    "This maxi trimaran will measure approximately 30 meters in length and 32 meters in span."

    So a summary is:

    I claimed the reason "high bouyancy has become important" is because its faster, and I listed examples.

    you claimed low buoyancy foiling tris are faster than high buoyancy tris and used something from decades ago (that I have disregarded completely), and Hydroptere as examples.

    I provided evidence the Hydroptere team has decided to change their design philosophy to the "high buoyancy" which proves the low buoyancy is not as good as the low buoyancy.

    Now the only way you can win the argument is by bringing out one of your beautiful low buoyancy foiling tris and kicking my arse (same challenge I laid to Rob Denney) ;)
     

  7. Gary Baigent
    Joined: Jul 2005
    Posts: 2,959
    Likes: 102, Points: 63, Legacy Rep: 509
    Location: auckland nz

    Gary Baigent Senior Member

    These are trimarans?? Guess it all comes down to the viewer. My definition of a trimaran is that it has a dominant central hull that has its full, or near full length floating while at rest. Maybe, Samuel, you can discount that as you also easily discount history. If you disagree, then we should also call those historical cats like VSD, Royale 11, maxi Fleury Michon, Charente Maritime, British Oxygen and many others; all had central pods ... as do these images of the two Hydropteres, ch and maxi, then instead, according to your vision, they're all high buoyancy float trimarans!
     

    Attached Files:

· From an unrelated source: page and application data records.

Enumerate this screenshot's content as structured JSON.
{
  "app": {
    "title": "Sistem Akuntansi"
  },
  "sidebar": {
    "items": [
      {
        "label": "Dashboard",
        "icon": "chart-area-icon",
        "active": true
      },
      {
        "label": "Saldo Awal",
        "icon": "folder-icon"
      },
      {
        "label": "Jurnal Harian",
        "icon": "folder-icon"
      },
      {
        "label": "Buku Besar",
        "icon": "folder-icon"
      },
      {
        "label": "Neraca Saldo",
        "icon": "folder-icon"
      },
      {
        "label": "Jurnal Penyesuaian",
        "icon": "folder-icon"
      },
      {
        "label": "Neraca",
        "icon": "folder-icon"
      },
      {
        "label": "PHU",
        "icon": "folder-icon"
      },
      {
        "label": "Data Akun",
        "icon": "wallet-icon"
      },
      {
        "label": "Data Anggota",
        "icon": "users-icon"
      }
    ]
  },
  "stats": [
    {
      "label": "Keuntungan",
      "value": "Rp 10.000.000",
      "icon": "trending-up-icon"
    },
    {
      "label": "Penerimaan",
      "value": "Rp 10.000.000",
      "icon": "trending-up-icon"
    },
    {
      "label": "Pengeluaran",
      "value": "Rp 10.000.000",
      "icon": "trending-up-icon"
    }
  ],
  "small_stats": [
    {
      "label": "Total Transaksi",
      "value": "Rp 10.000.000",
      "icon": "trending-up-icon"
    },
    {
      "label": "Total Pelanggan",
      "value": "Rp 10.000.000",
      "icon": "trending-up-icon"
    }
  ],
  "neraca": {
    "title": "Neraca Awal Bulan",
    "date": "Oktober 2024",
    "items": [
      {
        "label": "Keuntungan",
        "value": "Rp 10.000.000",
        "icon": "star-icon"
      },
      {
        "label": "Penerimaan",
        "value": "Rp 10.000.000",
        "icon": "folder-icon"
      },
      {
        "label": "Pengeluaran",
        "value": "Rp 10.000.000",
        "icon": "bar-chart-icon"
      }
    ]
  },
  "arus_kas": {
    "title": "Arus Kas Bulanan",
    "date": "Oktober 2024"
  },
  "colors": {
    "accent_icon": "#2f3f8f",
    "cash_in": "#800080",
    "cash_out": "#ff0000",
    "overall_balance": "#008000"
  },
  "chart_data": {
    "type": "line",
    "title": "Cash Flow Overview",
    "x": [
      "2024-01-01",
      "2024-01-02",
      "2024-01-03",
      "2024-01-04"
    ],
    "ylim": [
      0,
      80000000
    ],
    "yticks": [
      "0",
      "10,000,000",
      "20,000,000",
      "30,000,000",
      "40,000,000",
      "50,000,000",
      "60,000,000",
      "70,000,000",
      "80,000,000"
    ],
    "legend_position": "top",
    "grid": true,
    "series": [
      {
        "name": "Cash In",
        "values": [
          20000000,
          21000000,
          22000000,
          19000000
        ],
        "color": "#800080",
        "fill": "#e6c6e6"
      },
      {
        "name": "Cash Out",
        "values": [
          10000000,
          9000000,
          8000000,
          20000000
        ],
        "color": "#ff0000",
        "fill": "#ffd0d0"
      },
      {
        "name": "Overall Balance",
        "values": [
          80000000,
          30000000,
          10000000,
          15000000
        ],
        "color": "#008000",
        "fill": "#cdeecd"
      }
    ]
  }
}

Loading...
Forum posts represent the experience, opinion, and view of individual users. Boat Design Net does not necessarily endorse nor share the view of each individual post.
When making potentially dangerous or financial decisions, always employ and consult appropriate professionals. Your circumstances or experience may be different.